Designing progressive addition lenses (PALs) with the special needs of heavy computer users in mind—rather than using conventional methods of prescribing—helps reduce digital eyestrain symptoms for workers, increases their visual comfort and tolerance, and improves their body posture at the computer. Researchers have found that abandoning the far distance power and lowering the power range effectively decrease the magnitude of unwanted astigmatism, thereby leading to a subjectively perceived larger field of view with specific computer lenses.

 A recent crossover study in Germany compared computer-specific PALs with general-purpose ones in 190 presbyopic computer workers. Subjects tested both corrections at their personal workplace for two weeks each, for computer display work only. The preference for computer-specific PALs for their work was found in 84% of participants. Symptoms of computer vision syndrome were seven times more frequent with general-purpose PALs. Presbyopia treatment with progressive addition lens success did not depend on the subject’s ametropia or prior experience with those kinds of lenses.

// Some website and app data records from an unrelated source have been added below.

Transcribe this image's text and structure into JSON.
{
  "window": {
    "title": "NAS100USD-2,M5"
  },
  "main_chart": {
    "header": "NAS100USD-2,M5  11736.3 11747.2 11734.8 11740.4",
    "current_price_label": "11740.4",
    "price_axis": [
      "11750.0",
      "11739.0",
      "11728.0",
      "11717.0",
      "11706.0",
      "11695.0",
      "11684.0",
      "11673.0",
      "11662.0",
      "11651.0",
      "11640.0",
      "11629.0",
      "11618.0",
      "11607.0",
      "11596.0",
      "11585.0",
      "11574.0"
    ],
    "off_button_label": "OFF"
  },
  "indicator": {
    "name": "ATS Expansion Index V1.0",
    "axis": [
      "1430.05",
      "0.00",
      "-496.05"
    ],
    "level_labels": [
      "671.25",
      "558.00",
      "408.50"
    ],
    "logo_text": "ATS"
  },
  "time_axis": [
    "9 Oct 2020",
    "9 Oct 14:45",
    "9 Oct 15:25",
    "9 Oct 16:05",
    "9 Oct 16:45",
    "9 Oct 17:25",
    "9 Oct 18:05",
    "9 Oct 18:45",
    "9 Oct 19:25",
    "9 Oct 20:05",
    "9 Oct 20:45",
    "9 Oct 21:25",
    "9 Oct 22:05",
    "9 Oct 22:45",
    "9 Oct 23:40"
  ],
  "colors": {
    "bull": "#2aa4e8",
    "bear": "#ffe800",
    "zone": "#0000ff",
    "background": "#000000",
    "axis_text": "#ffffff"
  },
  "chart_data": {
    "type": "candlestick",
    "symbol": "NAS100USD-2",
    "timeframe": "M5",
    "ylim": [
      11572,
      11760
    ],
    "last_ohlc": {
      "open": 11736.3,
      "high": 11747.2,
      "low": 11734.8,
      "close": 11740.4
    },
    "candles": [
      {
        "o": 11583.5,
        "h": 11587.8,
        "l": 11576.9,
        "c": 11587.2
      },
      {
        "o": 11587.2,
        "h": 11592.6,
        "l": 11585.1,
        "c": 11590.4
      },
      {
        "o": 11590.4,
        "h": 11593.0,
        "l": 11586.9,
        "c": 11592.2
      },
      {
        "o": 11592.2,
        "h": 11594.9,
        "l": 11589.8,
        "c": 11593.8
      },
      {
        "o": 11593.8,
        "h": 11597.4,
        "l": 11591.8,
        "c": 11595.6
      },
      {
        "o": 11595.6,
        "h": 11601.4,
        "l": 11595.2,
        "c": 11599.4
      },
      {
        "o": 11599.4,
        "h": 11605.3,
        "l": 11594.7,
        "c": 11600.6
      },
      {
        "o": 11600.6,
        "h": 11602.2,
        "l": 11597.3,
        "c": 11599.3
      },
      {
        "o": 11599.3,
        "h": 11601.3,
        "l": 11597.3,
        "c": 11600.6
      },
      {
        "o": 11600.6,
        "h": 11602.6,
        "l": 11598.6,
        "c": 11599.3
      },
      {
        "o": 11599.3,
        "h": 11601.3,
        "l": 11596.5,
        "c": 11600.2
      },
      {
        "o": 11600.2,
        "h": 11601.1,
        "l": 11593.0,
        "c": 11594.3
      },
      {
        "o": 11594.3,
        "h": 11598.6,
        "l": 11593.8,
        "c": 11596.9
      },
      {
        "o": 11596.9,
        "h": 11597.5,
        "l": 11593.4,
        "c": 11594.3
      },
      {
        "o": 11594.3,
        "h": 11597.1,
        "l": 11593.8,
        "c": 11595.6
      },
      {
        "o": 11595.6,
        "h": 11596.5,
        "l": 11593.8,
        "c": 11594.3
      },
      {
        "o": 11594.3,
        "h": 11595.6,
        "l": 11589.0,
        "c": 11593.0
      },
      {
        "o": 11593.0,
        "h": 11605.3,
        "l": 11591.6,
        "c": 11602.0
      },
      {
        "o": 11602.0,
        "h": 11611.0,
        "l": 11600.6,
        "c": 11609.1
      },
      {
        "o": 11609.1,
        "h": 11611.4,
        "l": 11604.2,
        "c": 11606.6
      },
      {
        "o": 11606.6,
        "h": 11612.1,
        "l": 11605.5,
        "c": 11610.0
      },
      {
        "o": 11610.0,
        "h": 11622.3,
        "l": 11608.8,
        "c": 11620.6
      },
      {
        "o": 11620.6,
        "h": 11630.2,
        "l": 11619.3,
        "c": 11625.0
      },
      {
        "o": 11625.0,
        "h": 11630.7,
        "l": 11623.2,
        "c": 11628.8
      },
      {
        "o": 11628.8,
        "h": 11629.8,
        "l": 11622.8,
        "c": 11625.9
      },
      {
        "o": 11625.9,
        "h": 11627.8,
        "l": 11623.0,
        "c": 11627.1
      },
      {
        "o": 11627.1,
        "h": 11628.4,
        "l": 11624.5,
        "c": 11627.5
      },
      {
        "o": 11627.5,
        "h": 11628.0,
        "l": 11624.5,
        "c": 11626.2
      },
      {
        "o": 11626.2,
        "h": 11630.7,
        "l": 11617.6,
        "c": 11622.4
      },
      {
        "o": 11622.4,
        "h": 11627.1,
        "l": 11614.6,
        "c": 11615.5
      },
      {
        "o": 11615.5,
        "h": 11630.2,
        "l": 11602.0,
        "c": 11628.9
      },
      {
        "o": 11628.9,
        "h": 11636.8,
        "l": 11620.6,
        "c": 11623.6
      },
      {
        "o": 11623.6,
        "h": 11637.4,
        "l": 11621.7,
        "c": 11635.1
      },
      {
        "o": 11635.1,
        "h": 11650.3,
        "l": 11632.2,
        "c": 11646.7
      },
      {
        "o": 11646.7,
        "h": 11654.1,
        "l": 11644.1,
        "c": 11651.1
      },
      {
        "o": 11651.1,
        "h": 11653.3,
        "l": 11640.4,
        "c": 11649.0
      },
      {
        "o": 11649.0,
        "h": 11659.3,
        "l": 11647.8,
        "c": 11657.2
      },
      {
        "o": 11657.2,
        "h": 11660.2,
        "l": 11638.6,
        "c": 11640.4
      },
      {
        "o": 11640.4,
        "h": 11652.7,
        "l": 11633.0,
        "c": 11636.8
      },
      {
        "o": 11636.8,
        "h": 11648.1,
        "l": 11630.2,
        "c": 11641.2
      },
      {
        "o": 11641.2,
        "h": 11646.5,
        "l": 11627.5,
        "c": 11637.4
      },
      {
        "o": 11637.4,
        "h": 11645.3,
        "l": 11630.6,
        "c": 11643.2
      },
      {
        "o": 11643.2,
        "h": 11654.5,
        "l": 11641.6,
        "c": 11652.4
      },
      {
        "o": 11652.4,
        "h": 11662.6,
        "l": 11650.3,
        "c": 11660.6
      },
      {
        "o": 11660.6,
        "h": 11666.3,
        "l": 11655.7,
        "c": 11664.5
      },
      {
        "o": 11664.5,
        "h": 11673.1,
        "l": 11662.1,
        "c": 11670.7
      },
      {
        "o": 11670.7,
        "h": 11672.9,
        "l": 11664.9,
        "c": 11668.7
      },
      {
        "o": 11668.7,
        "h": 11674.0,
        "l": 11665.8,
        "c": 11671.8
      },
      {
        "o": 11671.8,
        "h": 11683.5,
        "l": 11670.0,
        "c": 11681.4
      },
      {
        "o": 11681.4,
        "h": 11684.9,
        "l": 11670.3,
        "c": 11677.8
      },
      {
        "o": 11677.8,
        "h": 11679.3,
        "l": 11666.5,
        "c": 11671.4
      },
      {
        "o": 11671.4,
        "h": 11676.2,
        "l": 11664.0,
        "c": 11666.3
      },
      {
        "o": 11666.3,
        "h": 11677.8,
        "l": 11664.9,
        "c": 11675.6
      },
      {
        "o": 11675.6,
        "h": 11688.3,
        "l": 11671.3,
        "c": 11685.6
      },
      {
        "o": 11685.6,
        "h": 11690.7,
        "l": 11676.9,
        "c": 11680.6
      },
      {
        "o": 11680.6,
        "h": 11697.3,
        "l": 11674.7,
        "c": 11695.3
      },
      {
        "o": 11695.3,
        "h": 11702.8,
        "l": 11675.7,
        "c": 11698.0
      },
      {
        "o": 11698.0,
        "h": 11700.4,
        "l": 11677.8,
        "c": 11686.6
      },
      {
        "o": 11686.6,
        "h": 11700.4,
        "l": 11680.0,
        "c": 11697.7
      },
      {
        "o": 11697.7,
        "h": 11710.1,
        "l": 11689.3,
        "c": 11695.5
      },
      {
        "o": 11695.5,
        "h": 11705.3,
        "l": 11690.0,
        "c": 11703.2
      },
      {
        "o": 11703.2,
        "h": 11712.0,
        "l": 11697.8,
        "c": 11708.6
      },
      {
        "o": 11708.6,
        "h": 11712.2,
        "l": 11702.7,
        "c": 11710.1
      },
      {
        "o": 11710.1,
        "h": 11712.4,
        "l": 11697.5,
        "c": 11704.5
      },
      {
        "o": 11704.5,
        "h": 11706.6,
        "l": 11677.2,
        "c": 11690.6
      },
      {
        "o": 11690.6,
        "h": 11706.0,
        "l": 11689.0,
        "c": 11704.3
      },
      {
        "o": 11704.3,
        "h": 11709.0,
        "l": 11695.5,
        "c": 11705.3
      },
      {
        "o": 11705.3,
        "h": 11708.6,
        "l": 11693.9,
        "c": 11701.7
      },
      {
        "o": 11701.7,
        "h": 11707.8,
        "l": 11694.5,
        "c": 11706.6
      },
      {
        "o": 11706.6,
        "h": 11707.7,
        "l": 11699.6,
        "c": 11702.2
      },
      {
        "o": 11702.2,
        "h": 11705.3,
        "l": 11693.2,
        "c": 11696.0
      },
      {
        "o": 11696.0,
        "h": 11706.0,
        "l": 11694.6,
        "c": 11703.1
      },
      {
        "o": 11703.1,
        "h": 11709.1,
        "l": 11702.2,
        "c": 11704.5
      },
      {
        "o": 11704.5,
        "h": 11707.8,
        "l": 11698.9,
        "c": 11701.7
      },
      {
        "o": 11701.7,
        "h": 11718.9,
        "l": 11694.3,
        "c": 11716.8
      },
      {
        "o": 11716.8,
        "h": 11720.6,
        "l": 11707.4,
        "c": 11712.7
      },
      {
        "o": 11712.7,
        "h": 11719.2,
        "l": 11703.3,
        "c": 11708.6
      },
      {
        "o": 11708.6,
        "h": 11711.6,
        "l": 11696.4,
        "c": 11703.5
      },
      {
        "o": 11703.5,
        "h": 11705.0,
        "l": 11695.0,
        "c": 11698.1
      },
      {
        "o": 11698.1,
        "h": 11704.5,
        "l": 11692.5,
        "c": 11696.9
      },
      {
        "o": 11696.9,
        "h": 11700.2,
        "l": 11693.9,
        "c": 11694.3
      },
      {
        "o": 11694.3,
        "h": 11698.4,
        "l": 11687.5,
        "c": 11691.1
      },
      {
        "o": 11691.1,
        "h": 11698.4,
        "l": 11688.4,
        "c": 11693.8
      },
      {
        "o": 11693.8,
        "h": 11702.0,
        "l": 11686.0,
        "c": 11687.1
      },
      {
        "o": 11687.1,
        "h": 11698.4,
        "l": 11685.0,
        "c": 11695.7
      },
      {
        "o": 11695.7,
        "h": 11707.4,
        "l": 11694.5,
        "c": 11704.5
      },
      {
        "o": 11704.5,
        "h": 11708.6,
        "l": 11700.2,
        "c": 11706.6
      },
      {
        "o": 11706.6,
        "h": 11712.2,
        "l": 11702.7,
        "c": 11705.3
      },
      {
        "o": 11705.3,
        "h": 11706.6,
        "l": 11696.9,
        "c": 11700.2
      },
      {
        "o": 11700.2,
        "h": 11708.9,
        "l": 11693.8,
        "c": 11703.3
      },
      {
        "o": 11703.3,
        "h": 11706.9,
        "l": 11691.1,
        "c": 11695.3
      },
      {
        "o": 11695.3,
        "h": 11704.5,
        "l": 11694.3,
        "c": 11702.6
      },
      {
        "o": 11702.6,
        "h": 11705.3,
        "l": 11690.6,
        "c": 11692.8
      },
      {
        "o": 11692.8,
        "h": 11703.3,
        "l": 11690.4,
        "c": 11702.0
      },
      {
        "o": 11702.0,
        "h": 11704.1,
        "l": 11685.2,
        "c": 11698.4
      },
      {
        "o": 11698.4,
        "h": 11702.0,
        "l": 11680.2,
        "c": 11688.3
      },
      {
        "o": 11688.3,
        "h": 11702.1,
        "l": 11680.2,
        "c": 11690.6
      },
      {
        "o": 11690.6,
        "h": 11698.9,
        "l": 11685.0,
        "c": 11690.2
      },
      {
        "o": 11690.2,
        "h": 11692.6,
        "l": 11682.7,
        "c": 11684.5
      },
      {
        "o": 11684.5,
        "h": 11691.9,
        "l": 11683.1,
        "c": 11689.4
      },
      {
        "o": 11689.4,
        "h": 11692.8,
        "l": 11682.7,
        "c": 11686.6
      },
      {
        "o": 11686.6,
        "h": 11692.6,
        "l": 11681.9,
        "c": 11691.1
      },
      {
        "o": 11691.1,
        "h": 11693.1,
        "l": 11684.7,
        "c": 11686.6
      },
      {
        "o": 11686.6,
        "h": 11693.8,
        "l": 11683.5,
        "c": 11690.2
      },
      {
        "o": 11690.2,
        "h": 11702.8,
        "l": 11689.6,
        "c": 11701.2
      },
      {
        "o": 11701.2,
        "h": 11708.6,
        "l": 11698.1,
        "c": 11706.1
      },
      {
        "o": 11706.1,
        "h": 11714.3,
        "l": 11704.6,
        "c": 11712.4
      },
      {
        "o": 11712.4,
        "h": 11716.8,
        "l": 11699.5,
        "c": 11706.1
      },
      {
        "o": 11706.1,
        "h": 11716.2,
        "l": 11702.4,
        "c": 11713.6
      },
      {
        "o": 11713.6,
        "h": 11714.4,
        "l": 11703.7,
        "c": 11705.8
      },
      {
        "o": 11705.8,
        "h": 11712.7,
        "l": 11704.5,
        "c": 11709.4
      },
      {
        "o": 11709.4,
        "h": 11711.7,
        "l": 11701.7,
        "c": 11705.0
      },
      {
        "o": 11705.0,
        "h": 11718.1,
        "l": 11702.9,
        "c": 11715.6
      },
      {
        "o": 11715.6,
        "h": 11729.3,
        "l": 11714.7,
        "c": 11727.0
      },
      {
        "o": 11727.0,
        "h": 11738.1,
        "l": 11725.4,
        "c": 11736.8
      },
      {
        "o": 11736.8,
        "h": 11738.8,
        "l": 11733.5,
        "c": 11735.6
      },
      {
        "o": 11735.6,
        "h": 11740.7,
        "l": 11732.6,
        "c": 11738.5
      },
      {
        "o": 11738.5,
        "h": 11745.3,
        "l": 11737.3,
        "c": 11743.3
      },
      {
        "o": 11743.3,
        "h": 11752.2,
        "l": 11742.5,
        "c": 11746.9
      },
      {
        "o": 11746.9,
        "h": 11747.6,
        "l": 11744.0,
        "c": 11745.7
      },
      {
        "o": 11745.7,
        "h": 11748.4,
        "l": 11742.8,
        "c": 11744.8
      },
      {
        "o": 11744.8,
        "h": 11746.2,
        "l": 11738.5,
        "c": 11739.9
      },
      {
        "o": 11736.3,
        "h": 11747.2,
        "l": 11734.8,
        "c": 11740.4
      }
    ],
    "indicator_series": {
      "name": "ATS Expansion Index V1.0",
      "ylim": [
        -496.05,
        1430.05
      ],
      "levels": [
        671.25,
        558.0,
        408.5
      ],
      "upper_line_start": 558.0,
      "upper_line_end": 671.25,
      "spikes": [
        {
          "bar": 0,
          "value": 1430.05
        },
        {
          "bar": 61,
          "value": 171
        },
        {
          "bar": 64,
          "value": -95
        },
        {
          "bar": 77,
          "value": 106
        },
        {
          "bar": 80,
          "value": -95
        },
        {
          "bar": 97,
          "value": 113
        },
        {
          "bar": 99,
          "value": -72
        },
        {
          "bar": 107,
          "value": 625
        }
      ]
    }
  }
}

In a questionnaire assessing comfort, subjects were asked to compare the perceived vision at the display unit only and to disregard adverse effects such as orientation in the room and walking to the printer. Thus, the study’s results are not fully transferrable yet to a daily office routine. Researcher concluded that the high preference of visual display unit workers for specific computer lenses, the lenses’ benefits and the low penetration rate of these lenses on the market, opticians and optometrists should augment their marketing and sales efforts for progressive addition lenses for computer work. 

Kolbe O, Degle S. Presybopic personal computer work: a comparison of progressive additional lenses for general purpose and personal computer work. Opt Vis Sci. 2018; 95(11):1046-53.